Critics’ Picks

Deborah Remington, Essex, 1972, oil on canvas, 95 x 66".

Berlin

Deborah Remington

Kimmerich
Weydingerstrasse 6
February 27 - April 23

Deborah Remington’s paintings present open doorways floating as luminous portals into the gray abyss or hang like opaque, reflection-less mirrors. Her works recall science fiction with nods toward the dreamlike moods of Surrealism and the industrial weight of the machine age. Bringing together a selection of the artist’s paintings and drawings from the 1970s and 1980s, this exhibition reveals her fascination with layering hovering forms to otherworldly effect.

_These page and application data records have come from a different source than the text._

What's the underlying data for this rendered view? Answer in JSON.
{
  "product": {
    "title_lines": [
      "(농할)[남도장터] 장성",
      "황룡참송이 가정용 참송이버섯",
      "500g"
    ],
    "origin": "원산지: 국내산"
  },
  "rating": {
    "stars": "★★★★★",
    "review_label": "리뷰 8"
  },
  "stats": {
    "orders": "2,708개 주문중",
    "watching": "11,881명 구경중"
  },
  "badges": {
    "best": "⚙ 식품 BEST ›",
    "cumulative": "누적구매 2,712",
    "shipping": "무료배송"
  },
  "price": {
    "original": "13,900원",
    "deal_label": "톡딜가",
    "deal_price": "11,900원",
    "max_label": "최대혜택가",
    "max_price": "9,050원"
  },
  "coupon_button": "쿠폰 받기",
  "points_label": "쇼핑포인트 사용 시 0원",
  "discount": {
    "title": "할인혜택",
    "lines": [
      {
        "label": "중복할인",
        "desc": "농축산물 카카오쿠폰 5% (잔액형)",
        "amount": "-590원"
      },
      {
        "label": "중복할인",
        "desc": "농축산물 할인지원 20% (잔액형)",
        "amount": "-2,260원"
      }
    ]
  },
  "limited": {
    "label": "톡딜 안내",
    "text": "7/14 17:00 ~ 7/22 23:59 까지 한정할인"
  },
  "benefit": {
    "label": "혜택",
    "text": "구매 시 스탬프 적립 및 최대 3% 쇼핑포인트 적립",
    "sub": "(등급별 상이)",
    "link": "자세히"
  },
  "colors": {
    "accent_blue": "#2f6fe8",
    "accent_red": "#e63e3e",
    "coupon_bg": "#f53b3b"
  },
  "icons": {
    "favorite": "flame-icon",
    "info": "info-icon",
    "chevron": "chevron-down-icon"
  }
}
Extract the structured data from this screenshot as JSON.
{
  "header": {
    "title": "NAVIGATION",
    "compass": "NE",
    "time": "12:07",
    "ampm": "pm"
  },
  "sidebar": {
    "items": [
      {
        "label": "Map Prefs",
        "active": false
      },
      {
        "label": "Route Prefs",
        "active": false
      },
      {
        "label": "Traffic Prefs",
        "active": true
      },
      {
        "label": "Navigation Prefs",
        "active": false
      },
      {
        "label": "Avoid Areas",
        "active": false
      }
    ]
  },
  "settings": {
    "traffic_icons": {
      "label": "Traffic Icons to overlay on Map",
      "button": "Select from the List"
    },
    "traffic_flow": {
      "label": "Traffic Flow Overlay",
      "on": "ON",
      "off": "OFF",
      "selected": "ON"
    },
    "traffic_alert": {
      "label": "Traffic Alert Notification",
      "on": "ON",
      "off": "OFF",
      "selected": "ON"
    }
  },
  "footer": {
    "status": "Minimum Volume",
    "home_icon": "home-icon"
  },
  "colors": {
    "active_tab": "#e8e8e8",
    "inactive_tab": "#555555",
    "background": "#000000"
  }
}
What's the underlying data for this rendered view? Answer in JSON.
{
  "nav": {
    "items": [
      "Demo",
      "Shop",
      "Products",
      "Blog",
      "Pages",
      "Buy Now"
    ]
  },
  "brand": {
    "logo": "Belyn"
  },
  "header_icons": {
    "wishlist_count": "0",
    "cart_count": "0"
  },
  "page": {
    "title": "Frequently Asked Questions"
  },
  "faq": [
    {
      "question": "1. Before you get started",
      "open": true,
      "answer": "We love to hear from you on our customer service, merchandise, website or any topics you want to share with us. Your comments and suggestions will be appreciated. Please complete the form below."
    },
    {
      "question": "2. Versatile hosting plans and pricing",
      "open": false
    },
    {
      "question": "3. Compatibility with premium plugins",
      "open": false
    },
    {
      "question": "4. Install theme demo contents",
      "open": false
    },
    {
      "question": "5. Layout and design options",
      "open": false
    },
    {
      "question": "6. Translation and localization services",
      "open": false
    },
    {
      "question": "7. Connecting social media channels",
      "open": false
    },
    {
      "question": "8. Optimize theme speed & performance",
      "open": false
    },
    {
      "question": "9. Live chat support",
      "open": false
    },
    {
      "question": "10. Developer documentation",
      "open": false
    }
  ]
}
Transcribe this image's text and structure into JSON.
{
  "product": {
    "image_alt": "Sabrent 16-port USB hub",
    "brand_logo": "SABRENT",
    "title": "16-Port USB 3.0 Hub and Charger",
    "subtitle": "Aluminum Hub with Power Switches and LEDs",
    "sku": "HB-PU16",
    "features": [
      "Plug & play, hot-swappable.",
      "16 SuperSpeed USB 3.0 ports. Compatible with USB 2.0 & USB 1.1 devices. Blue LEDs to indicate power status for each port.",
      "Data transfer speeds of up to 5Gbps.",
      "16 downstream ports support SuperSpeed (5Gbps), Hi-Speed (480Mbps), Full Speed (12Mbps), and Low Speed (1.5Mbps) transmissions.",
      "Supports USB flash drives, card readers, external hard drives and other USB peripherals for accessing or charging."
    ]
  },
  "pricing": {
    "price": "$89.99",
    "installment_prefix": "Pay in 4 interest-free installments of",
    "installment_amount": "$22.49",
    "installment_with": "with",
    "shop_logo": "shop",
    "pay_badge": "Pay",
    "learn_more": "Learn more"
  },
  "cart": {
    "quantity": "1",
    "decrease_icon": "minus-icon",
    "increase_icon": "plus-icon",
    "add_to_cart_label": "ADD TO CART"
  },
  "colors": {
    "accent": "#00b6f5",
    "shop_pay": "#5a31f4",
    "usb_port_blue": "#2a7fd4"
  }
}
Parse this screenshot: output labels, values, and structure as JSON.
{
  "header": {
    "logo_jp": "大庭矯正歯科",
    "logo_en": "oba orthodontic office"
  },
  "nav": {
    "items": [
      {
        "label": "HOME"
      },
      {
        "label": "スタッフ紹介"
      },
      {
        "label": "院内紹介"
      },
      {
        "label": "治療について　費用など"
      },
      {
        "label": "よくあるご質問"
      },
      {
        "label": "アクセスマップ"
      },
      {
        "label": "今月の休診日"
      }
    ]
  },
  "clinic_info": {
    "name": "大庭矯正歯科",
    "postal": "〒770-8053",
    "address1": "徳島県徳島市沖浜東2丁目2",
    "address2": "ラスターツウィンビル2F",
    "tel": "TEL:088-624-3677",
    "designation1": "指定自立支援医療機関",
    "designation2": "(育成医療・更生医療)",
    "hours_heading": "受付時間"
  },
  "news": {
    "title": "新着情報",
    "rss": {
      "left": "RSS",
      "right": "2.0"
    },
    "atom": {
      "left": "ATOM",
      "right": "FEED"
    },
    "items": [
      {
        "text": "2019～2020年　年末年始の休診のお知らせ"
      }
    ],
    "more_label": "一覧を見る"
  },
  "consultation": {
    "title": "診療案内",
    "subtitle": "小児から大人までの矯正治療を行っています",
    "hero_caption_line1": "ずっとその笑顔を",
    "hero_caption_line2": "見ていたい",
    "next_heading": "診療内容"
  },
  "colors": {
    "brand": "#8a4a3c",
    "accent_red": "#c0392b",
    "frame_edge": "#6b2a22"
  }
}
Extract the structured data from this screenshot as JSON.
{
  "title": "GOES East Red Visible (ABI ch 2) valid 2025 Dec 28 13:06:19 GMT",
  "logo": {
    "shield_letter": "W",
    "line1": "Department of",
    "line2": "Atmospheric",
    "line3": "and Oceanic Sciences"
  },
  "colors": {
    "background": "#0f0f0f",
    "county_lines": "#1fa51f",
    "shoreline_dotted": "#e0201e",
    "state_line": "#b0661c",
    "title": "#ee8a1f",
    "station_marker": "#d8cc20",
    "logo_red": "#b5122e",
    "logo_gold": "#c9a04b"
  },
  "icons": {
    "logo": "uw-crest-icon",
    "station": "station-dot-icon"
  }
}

Having studied at the California School of Fine Arts in the 1950s under Clyfford Still, Remington followed a gestural, Abstract Expressionist approach. Though she was closely associated with San Francisco’s Beat generation during this period, it wasn’t until she moved to New York in the 1960s that her mature style flourished, producing unsettling, machinelike imagery offset by suggestions of heraldry and armor. In the large-scale painting Essex, 1972, a palette of dark grays and greens gently graduate to suggest a distant horizon. Shapes are layered around a central axis, outlined with vibrant streaks of scarlet red and electric blue in an indeterminate, shimmering landscape.

Her “Trace Series” drawings from 1978–80 are particularly compelling with their fracturing of forms and circular and square fragments suspended in blank white space. Black spray paint, pencil, and graphite crown these shapes with smudgy auras, as if they were distant planets or clouds drifting in another universe, waiting to be discovered.